ROBERT CLINTON: The way section 20 reads, if you look at the statute, it would seem that it is a settlement of land claim. But there have been regulations under that statute that the gaming commission has promulgated and they go way back. Those regulations define what the settlement of land claim is. They basically require sort of a number of things, but one of them being that the title to the land or possession of the land had to have been at issue in the dispute and that the opposing party had to have claimed an adverse title or possession. United States was never claiming title or possession of that land.
TED SIMONS: Right.
ROBERT CLINTON: Judge Campbell's ruling ignored the second part of the definition.

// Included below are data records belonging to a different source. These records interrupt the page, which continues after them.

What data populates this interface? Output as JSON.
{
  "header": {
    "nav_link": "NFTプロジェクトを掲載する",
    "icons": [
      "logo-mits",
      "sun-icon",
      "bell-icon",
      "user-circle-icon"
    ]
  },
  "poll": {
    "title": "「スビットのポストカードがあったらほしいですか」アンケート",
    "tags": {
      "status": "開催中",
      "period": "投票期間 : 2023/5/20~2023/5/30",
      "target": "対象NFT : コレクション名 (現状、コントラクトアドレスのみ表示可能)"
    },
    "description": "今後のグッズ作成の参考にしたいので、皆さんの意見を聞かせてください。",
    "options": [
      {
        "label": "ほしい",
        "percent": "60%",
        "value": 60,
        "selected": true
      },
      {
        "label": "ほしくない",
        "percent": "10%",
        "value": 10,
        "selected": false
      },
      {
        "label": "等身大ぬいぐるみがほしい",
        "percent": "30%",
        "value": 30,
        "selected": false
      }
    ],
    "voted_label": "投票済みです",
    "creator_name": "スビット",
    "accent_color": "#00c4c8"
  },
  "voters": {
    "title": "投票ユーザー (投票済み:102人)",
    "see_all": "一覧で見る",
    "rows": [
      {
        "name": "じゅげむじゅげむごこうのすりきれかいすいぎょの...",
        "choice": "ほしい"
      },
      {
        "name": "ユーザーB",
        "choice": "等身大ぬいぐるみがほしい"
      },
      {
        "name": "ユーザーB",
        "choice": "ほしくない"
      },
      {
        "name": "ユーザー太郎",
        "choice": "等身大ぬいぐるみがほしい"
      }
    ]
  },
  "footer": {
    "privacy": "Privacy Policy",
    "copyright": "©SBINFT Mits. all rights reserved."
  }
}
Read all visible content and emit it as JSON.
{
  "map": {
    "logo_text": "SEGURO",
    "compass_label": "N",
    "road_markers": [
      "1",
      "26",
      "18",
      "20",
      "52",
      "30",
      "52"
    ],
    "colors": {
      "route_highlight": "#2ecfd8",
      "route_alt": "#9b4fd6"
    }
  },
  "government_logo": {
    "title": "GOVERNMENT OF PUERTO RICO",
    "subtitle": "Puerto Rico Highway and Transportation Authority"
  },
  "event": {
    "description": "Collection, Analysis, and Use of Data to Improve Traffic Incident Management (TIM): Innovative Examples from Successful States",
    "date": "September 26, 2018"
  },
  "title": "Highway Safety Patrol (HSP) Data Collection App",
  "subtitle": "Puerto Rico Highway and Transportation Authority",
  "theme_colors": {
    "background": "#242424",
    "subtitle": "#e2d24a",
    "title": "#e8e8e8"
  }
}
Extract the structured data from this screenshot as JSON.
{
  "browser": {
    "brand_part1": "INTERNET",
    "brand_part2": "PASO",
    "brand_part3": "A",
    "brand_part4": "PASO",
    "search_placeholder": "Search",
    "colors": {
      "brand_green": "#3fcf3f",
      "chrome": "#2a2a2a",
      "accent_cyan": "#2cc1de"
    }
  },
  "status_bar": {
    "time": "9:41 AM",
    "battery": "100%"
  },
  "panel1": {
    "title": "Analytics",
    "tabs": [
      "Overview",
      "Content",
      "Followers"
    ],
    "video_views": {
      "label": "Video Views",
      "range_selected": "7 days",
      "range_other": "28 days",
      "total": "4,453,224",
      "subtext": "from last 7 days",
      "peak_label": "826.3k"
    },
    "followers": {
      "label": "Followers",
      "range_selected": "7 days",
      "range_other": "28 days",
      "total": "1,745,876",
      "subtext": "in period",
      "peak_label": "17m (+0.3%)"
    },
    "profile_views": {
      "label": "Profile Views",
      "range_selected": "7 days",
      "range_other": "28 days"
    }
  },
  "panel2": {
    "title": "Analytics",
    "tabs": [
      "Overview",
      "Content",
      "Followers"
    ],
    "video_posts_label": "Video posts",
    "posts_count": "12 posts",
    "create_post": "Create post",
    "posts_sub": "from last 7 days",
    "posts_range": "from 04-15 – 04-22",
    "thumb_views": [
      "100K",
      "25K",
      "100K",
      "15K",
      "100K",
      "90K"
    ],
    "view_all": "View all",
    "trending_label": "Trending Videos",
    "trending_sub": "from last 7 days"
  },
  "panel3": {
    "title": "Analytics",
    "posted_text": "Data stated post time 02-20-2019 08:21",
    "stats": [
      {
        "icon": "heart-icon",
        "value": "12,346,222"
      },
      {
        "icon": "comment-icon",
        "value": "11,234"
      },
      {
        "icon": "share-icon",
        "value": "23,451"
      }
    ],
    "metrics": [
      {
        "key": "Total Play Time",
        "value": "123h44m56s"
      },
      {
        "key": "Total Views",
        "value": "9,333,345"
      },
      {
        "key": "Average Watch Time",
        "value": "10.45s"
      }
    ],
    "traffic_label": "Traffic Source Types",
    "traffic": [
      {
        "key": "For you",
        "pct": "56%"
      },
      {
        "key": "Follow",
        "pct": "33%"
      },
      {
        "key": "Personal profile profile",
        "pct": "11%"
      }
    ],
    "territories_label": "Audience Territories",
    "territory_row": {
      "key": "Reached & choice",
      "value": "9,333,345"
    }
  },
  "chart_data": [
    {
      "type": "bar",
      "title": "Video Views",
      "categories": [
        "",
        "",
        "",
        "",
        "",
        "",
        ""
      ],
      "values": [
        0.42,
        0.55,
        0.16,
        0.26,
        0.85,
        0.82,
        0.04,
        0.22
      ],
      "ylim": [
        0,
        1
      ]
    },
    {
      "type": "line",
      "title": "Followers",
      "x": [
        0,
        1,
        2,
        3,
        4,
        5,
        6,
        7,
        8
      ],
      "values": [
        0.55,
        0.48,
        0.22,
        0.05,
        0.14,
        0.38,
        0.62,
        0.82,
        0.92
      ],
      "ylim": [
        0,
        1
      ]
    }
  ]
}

He just looked at the first part. By looking only at the first part he came to the conclusion that possession was an issue.
TED SIMONS: Is the state arguing the wrong things?
ROBERT CLINTON: The state has been arguing the wrong things since this litigation started. They first argued that the land couldn't be taken in trust when the act mandated the secretary to take it in trust - in other words there was no discretion, he had to take it in trust. Having the state argue that it shouldn't lawfully be taken in trust, now they're focusing on fraud and misrepresentation in the negotiations, and as I look at the prop 202 literature, the prop 202 statements, everything seems to be consistent with what T.O. is saying. The point being that what they should be focusing on and should have been from the beginning is whether or not this is within the exception in section 20, which I've always thought would determine whether this casino ever opened.
TED SIMONS: With that in mind, governor said that the casino will not open, state gaming director says that the casino will not open. Can the state keep this thing from opening?
ROBERT CLINTON: The state has an obligation to perform its duties under the existing compact. Some of those duties include reviewing tribal licensing decisions. If the state breaches that compact, a number of things can happen. Arbitration can happen. The flow of money to the state from the casinos, including the flow from T.O.'s existing casinos can be disrupted. A number of adverse consequences can occur if the state follows through with its threat. So, I kind of think it is a bit of an idle threat if T.O. wins the litigation.
TED SIMONS: But, If the Tohono O'odham, if they open this casino, critics argue it blows the gaming compact wide open and all things are open for renegotiation. Is that valid?
ROBERT CLINTON: Not at all.
TED SIMONS: Not at all.
ROBERT CLINTON: Not at all. This is a unique situation related to a unique land claim settlement that probably, if judge Campbell's interpretation of the settlement of the land claim is accepted, brings this case within a very narrow exception, there would be no other situation like it that I could imagine in the state, and its inconformity if you accept judge Campbell's interpretation with the compacts.
TED SIMONS: If the state somehow prohibits the tribe from opening the casino, can they sue for damages? Are we going to start paying for gambling losses here, essentially?
ROBERT CLINTON: Essentially, preventing the casino from opening, at most creates a kind of speculative damage.You don't know what the damages would have been.
I would be very surprised if the state would be on the hook for those kinds of damages and I don't think there's a risk.
TED SIMONS: On a scale from 1 to 10, zero meaning it ain't opening, 10 no doubt it is opening, where do we stand?
ROBERT CLINTON: Before the district court, I would have said four. After the district court ruling, I would say a 6 but it's not a slam dunk.
TED SIMONS: It's very close to five on both sides.
TED SIMONS: Thank you for being here.
ROBERT CLINTON: Nice to be here. Thank you for having me.
Robert Clinton:Foundation Professor of Law, Sandra Day O'Connor College of Law at Arizona State University;